By chance I got information from Solomon ole Yaipa from Kakesio that on 2nd December 2012 in the far south of Ngorongoro District, in Olengopuken near Ngairish in Kakesio ward of Ngorongoro Conservation Area bordering Meatu District in Simiyu Region (that’s been cut off from Shinyanga Region) 18 Maasai bomas were burnt by a company called Mwiba Holdings. At the moment no people where living there but they would have returned on 27th December when they usually move their livestock to the area. The company was arguing that the area was theirs – Mwiba is the investor at Makao WMA in Meatu - but maps show that the border to Makao village is 14 kilometres away and old beacons have also recently been found by warriors. The burning of bomas was reported to the Ngorongoro Conservation Area Authority (NCAA) and after weeks of inaction a technical committee that would meet with Mwiba in Makao was set up.
I wonder how many similar incidents go unreported. The only chance for anything like this to be known is that some educated person from the area isn’t too comfortable and busy to move on in life to voice out.

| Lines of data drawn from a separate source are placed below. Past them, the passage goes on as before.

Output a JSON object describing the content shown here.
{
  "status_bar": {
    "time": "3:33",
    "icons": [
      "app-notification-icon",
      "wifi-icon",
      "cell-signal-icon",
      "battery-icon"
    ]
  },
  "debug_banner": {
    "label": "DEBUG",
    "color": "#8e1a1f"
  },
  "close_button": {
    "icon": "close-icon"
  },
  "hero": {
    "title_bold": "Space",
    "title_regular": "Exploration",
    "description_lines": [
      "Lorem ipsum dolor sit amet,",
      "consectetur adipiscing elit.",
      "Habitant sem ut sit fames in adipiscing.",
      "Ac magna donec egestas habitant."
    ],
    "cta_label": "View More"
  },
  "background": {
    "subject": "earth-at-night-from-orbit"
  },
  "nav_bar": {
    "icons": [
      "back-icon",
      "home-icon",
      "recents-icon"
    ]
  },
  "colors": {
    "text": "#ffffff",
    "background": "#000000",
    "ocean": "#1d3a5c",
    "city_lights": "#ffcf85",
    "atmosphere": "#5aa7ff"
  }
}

Solomon reported that on 15th January Mwiba did eventually agree that the area was not theirs and promised to compensate for the destruction that they had caused. The affected people are still waiting for this compensation, and there have been reports about Mwiba harassing herders from Kakesio. Local people have reported that Mwiba are expanding their area toward NCA and are involved in illegal road construction across grazing areas to take their clients to enjoy the Lake Eyasi basin. Mwiba have destroyed beacons that were erected in 1992 to mark the border between the two districts and have created their own border by painting trees, and clearing the bush. There’s a border conflict between Makao and Kakesio villages and this is what Mwiba are basing their claim on. There is also evidence that Mwiba and associates are hunting inside NCA and very much with knowledge by some NCAA officers.
Mwiba have got involved with leaders in the new Simiyu Region to continue encroaching into Kakesio. On 12th April NCAA representatives held a meeting with the community and promised to find a solution.
I have later got conflicting reports about the number of bomas that were burnt, if some of them were Barbaig, and it seems like a large number of Barbaig bomas could also have been burnt inside Makao WMA.
I do need more details about this conflict.
Mwiba Holdings (part of the Tanzanian Mawalla Group) is the investor at Makao Wildlife Management Area where Mwiba Wildlife Reserve and tented camp are managed by Ker & Downey Tanzania (“non-consumptive” tourism, re-named Legendary Adventures) that’s in the same group of companies as Tanzania Game Trackers Safaris (hunting) and Friedkin Conservation Fund (“philanthropy”) – all owned by American billionaire Thomas H. Friedkin. A WMA is supposed to be a manner of making “communities” benefit from wildlife, but in reality it’s a recipe for advancing the position of investors and central government. Mwiba were in November 2011 involved in brutal evictions from Makao WMA under the orders of the Regional Commissioner of Shinyanga. The letter from the Meatu District Executive Officer’s office detailing the assistance needed was sent to Friedkin Conservation Trust/TGTS. Here’s the evictions report. http://pingosforum.or.tz/images/2012_reports/meatu%20consolidfated%20report%202012.pdf Mwiba are unsurprisingly also very involved in “community empowerment” – just like other criminals like Thomson Safaris and OBC - and the WMA is being facilitated by Frankfurt Zoological Society that in 2010 recruited Thomson’s former “Enashiva” manager Daniel Yamat.